But even as some succeed, many female entrepreneurs in the cannabis industry are struggling to overcome systemic sexism. Women occupy only 27 per cent of C-suite level positions in the US, while in neighbouring Canada, VanderMarel and Gordon are even more of a rarity. As the industry picks up speed, traditional capital from male-led private equity firms has flooded the market to the further detriment of women.
“It is simply much harder for women to find and get funding,” says Amy Margolis, an attorney-turned-cannabis advocate who launched business accelerator The Initiative to address the industry’s gender discrepancy. “Right now this space is a land grab. And the better funded a business is, in theory, the faster and more strategically it can grow.”
Jones notes that the first rule in the Kikoko guidelines is “No Assholes” – but many of their business contacts can’t help but break it . “We’ve actually backed out of deals with people because they didn’t treat us as we expect to be treated at this stage in our lives.”
Yet the industry’s fledgling status offers hope, a clean slate from which a new set of equitable and inclusive rules can be made. “This is such a zeitgeist moment,” says Gordon. “It’s this female plant, this female conversation.”

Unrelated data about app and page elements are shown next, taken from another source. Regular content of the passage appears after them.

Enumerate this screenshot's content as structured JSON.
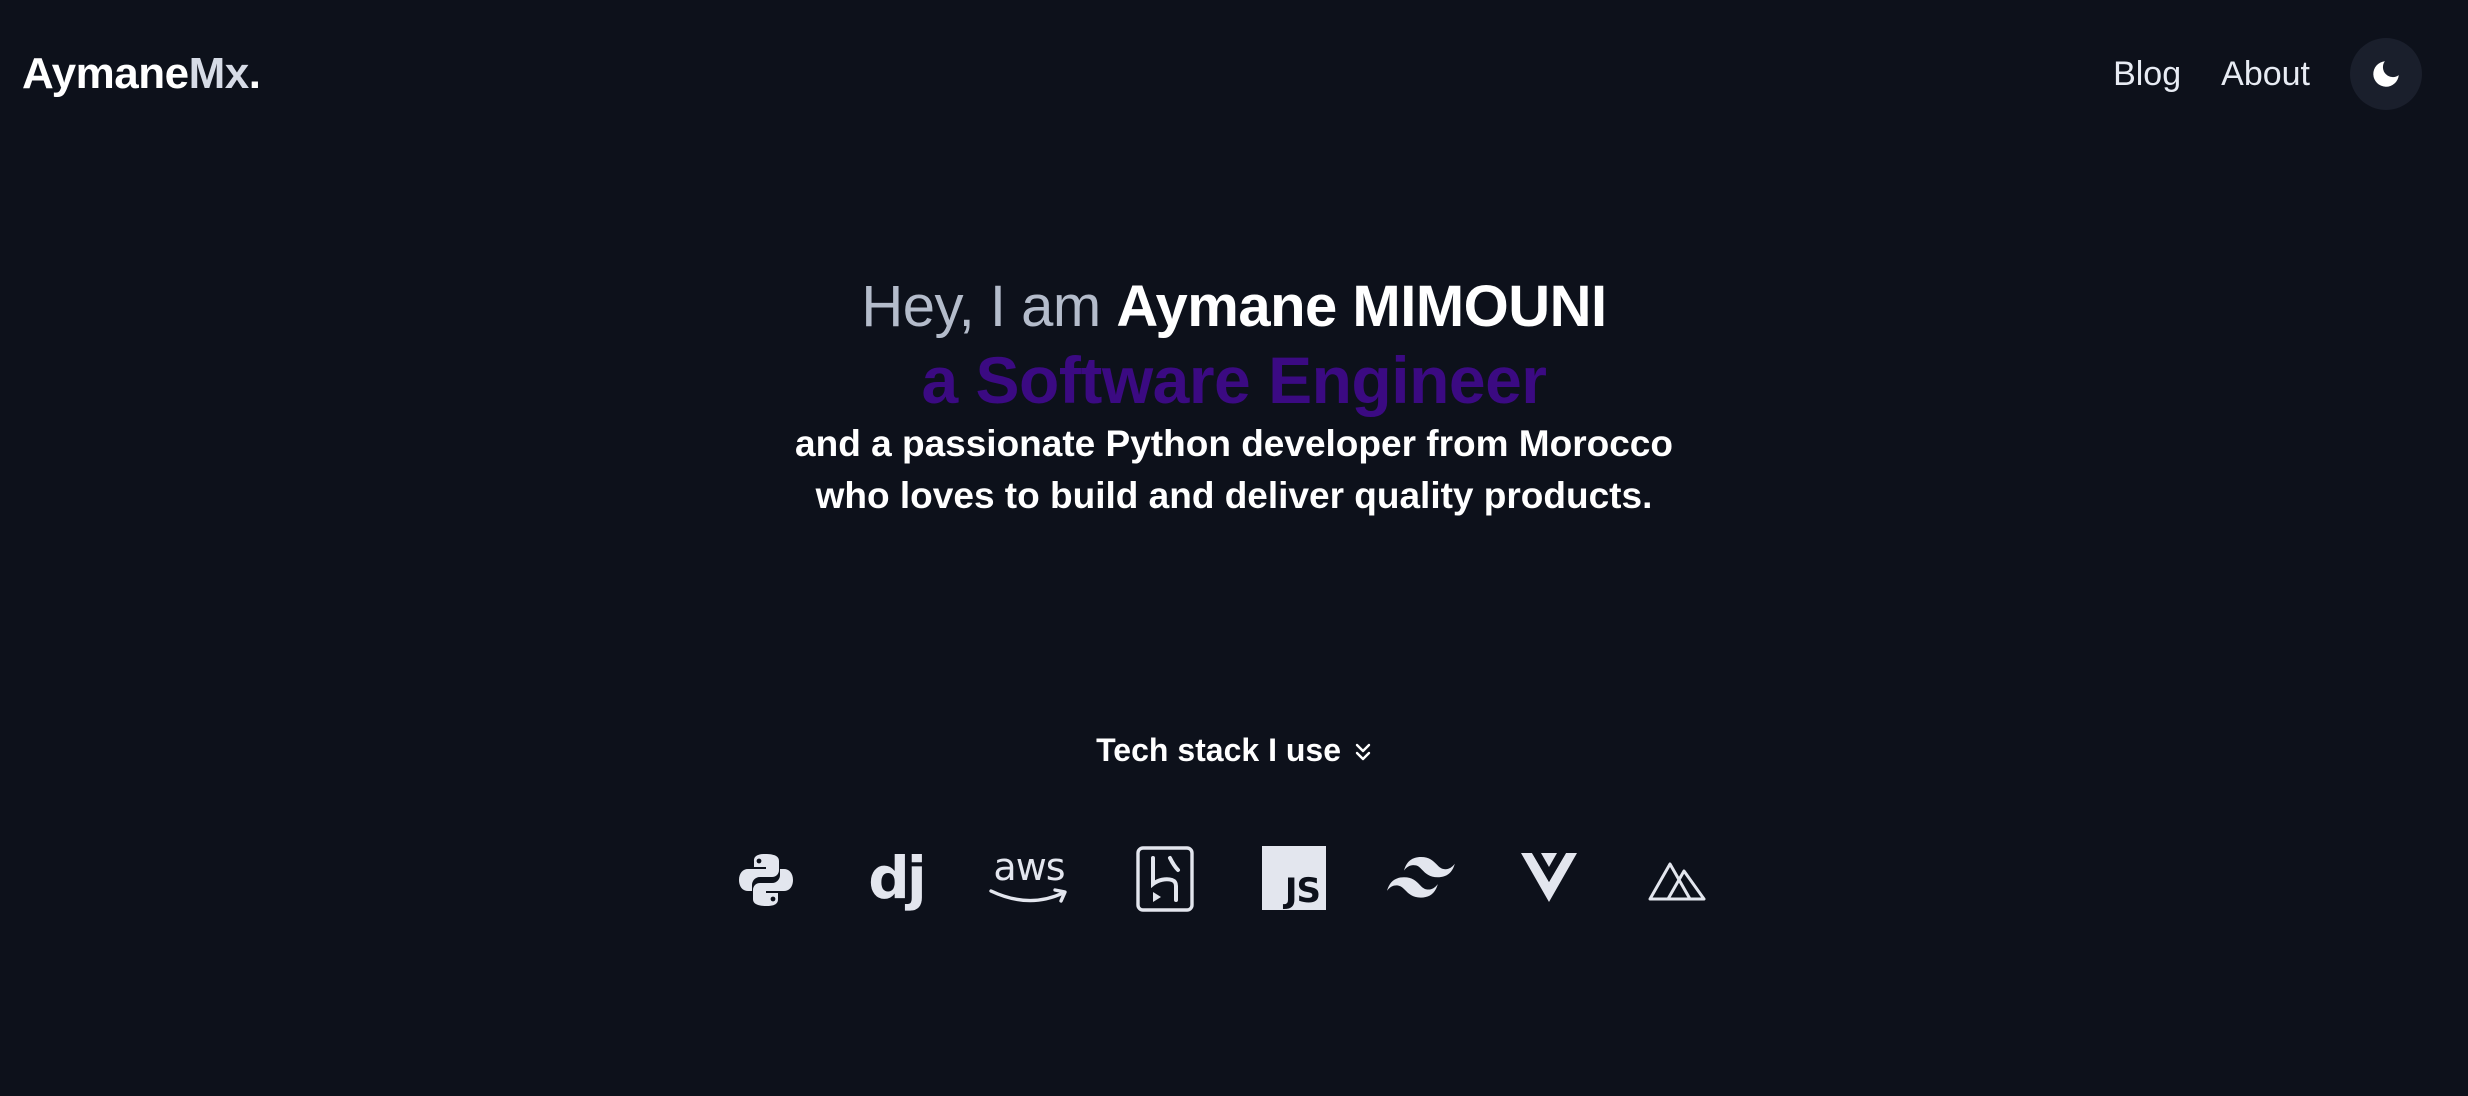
{
  "header": {
    "brand_main": "Aymane",
    "brand_accent": "Mx",
    "brand_dot": ".",
    "nav": {
      "blog": "Blog",
      "about": "About"
    },
    "theme_toggle_icon": "moon-icon"
  },
  "hero": {
    "greeting_prefix": "Hey, I am",
    "name": "Aymane MIMOUNI",
    "role": "a Software Engineer",
    "description_line1": "and a passionate Python developer from Morocco",
    "description_line2": "who loves to build and deliver quality products."
  },
  "stack": {
    "title": "Tech stack I use",
    "title_icon": "double-chevron-down-icon",
    "icons": [
      "python-icon",
      "django-icon",
      "aws-icon",
      "heroku-icon",
      "javascript-icon",
      "tailwind-icon",
      "vue-icon",
      "nuxt-icon"
    ],
    "labels": {
      "django": "dj",
      "aws": "aws",
      "javascript": "JS"
    }
  },
  "colors": {
    "background": "#0d111b",
    "role_accent": "#3b0a82",
    "icon_color": "#e3e6ee"
  }
}
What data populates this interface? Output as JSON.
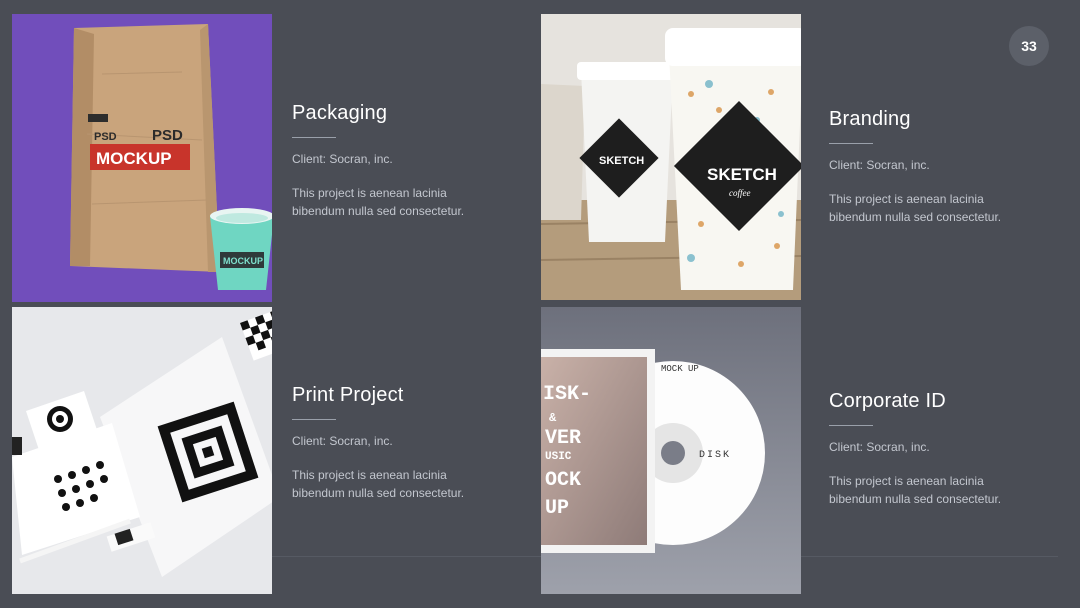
{
  "page_number": "33",
  "projects": [
    {
      "title": "Packaging",
      "client": "Client: Socran, inc.",
      "description": "This project is  aenean lacinia bibendum nulla sed consectetur.",
      "image_text": {
        "bag_line1": "PSD",
        "bag_line2": "MOCKUP",
        "cup_text": "MOCKUP"
      }
    },
    {
      "title": "Branding",
      "client": "Client: Socran, inc.",
      "description": "This project is  aenean lacinia bibendum nulla sed consectetur.",
      "image_text": {
        "cup_small": "SKETCH",
        "cup_large": "SKETCH",
        "cup_sub": "coffee"
      }
    },
    {
      "title": "Print Project",
      "client": "Client: Socran, inc.",
      "description": "This project is  aenean lacinia bibendum nulla sed consectetur."
    },
    {
      "title": "Corporate ID",
      "client": "Client: Socran, inc.",
      "description": "This project is  aenean lacinia bibendum nulla sed consectetur.",
      "image_text": {
        "cover_l1": "ISK-",
        "cover_l2": "&",
        "cover_l3": "VER",
        "cover_l4": "USIC",
        "cover_l5": "OCK",
        "cover_l6": "UP",
        "disc_label": "DISK",
        "disc_arc": "MOCK UP"
      }
    }
  ],
  "colors": {
    "background": "#4a4d55",
    "packaging_bg": "#6b48b6",
    "tag_red": "#c8342b"
  }
}
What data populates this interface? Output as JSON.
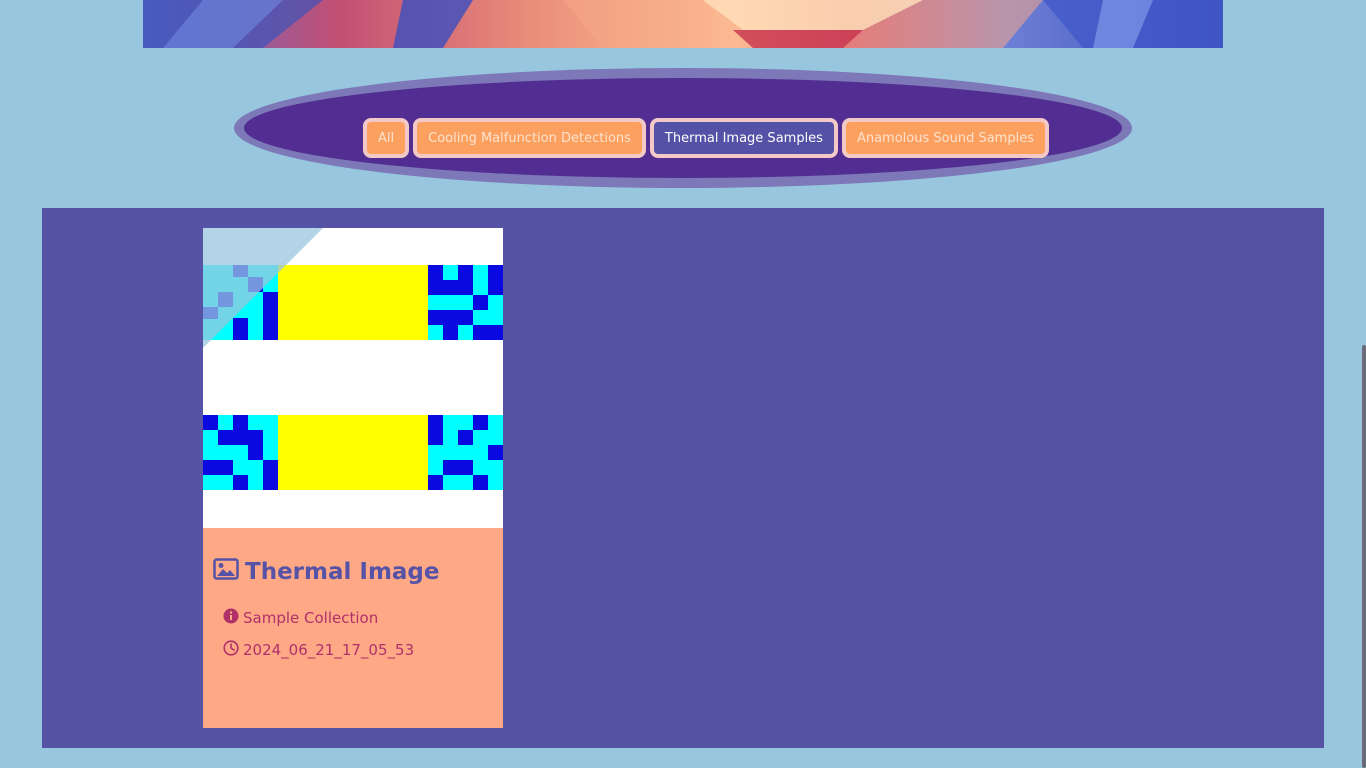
{
  "filters": [
    {
      "label": "All",
      "active": false
    },
    {
      "label": "Cooling Malfunction Detections",
      "active": false
    },
    {
      "label": "Thermal Image Samples",
      "active": true
    },
    {
      "label": "Anamolous Sound Samples",
      "active": false
    }
  ],
  "card": {
    "title": "Thermal Image",
    "title_icon": "image-icon",
    "collection": "Sample Collection",
    "collection_icon": "info-icon",
    "timestamp": "2024_06_21_17_05_53",
    "timestamp_icon": "clock-icon"
  },
  "colors": {
    "background": "#98c6de",
    "filter_bar": "#522e92",
    "main_panel": "#5653a7",
    "card": "#fea886",
    "button": "#fca060",
    "button_active": "#5452a6"
  }
}
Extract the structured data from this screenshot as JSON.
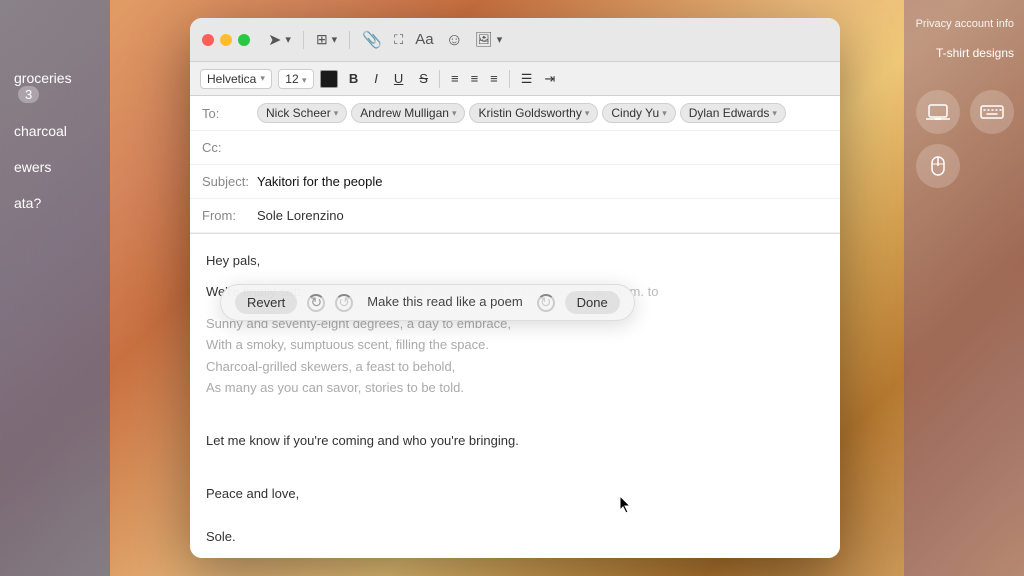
{
  "background": {
    "gradient": "macOS Monterey"
  },
  "sidebar": {
    "items": [
      {
        "label": "groceries",
        "badge": "3"
      },
      {
        "label": "charcoal"
      },
      {
        "label": "ewers"
      },
      {
        "label": "ata?"
      }
    ]
  },
  "right_panel": {
    "title": "Privacy account info",
    "item": "T-shirt designs"
  },
  "mail_window": {
    "toolbar": {
      "send_icon": "➤",
      "dropdown_icon": "▾",
      "archive_icon": "⊡",
      "paper_clip_icon": "🖇",
      "fullscreen_icon": "⛶",
      "font_icon": "Aa",
      "emoji_icon": "☺",
      "photo_icon": "🖼"
    },
    "format_bar": {
      "font": "Helvetica",
      "size": "12",
      "bold_label": "B",
      "italic_label": "I",
      "underline_label": "U",
      "strikethrough_label": "S",
      "align_left": "≡",
      "align_center": "≡",
      "align_right": "≡",
      "list_icon": "≡",
      "indent_icon": "⇥"
    },
    "header": {
      "to_label": "To:",
      "cc_label": "Cc:",
      "subject_label": "Subject:",
      "from_label": "From:",
      "recipients": [
        "Nick Scheer",
        "Andrew Mulligan",
        "Kristin Goldsworthy",
        "Cindy Yu",
        "Dylan Edwards"
      ],
      "subject": "Yakitori for the people",
      "from": "Sole Lorenzino"
    },
    "body": {
      "greeting": "Hey pals,",
      "intro_visible": "We're finally sett",
      "intro_hidden": "ling the details for our yakitori night. Please join us at 7 p.m. to",
      "poem_line1": "Sunny and seventy-eight degrees, a day to embrace,",
      "poem_line2": "With a smoky, sumptuous scent, filling the space.",
      "poem_line3": "Charcoal-grilled skewers, a feast to behold,",
      "poem_line4": "As many as you can savor, stories to be told.",
      "invite": "Let me know if you're coming and who you're bringing.",
      "peace": "Peace and love,",
      "signature": "Sole."
    },
    "ai_toolbar": {
      "revert_label": "Revert",
      "suggestion_label": "Make this read like a poem",
      "done_label": "Done"
    }
  }
}
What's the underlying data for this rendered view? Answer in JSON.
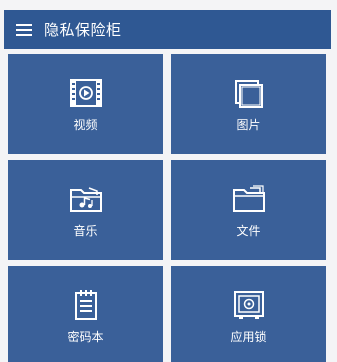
{
  "appbar": {
    "title": "隐私保险柜",
    "menu_icon": "menu-icon"
  },
  "tiles": [
    {
      "label": "视频",
      "icon": "video-icon"
    },
    {
      "label": "图片",
      "icon": "pictures-icon"
    },
    {
      "label": "音乐",
      "icon": "music-folder-icon"
    },
    {
      "label": "文件",
      "icon": "folder-icon"
    },
    {
      "label": "密码本",
      "icon": "notepad-icon"
    },
    {
      "label": "应用锁",
      "icon": "safe-icon"
    }
  ],
  "colors": {
    "appbar": "#2f5893",
    "tile": "#3a6099",
    "text": "#ffffff"
  }
}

Long-term feminists Jones and Chapin couldn’t be more satisfied to find themselves in charge. “It’s our turn now and we’re going to do things the women’s way,” says Jones.